- Explore why this project feels so compelling. You can free write or brainstorm using a mind map (both are included in the Guided Journal); whatever you choose, DO NOT judge your thoughts. Just let them flow. You will likely be surprised by what comes pouring out.
- Name your resistance. Usually when you are resistant to make progress on something it’s because the project violates a value you hold dear. There are three such beliefs that regularly stand in the way of the therapists I’ve worked with. Though some people struggle with all three of these, most people find that one of them is way, way stronger than the other two.
- It is selfish. You may feel that every single second you spend not in the service of others is unacceptably selfish. When you find yourself saying “I just don’t have the time” this is usually what’s operating in the background. The time (and money, and effort) exists, but it feels deeply uncomfortable to reserve that resource for yourself.
- It is cocky. When you think about making progress on your project do you get a heartwarming feeling of pride and excitement followed by an immediate wave of guilt? This is classic fear of success- secretly you believe you could crush it, but that confidence causes you great angst. You worry that other people will “hate you” if you succeed and so you stay right where you are. If you find yourself saying things like “Who am I to think I could be a writer?” or “What makes me think that I’m cut out to have a large group practice?” then this one is in your way.
- It is futile. When you think about making progress does your heart sink? Do you find yourself saying “I’m just not that kind of person?” or “I don’t see the point of even trying?” Failure is really, really hard to face- especially when the project in question is something you desperately want to succeed at.
- Suspend disbelief and set that other belief aside for a minute. Each of these beliefs is powerful, but not all-powerful. You CAN learn to hold the anxiety brought about by the belief at bay while you take small steps towards progress. Once you are underway and the sensation of making progress becomes familiar, that anxiety will ease. Take a few minutes and explicitly set it aside, in writing in the Guided Journal (I’ve given you a template you can use).
- Lower the stakes- take TINY STEPS until you feel freer. Making progress while you are holding the tension of one of these beliefs can easily become overwhelming if you try to do too much too early. This is why you must LOWER the stakes on the progress you try to make. Think of a simple, non-intimidating step that you can take tomorrow. If you want to become a published writer, make your first step a letter to a friend. If you want to run a 5k someday, try to walk for 5 minutes and run for 1 minute. Find a first step that feels completely accessible, or even laughably easy.
- Get started right now.
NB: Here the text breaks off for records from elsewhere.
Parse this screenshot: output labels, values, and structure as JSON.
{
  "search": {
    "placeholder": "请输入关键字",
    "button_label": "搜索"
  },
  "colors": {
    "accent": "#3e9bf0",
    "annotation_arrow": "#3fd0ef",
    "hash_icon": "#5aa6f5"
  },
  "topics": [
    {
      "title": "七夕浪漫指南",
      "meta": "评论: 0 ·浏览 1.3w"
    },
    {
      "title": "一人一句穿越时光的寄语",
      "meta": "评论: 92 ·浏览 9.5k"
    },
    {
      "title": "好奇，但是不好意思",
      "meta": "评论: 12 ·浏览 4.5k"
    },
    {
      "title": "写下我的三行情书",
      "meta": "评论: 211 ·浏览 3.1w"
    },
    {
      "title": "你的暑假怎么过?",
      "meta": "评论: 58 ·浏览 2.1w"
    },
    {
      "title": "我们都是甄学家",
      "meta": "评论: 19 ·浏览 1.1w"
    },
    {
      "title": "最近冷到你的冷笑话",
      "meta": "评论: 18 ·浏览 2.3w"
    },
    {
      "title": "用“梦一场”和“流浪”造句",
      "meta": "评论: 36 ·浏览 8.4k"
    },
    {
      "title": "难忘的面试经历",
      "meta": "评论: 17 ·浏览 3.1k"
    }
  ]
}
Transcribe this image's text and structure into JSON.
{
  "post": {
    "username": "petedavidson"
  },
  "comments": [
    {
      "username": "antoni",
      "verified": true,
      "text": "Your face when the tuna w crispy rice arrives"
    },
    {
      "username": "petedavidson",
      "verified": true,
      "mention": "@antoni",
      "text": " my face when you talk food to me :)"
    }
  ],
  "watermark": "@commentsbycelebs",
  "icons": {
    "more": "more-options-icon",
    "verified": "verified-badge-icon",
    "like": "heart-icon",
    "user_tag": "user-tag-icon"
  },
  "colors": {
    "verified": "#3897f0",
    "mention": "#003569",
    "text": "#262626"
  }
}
Today (or tomorrow) is always the best day to get started No more resistance on your part!
Here’s the bad news: You can’t get rid of these resistant beliefs without taking concrete steps. For example, you really won’t believe in your heart that it’s actually unselfish to take time for yourself until you experience in your real life how much nicer you are to the people you love.
But here’s the good news: Once you start taking steps, these beliefs fall away very quickly! As you take tiny, daily action on your project you’ll discover that your resistance was psychological smoke and mirrors designed to keep you stuck safely in your comfort zone.
Download the Guided Journal to walk through these powerful steps for your own project.
Then, come to my Facebook page and tell me what your first step will be.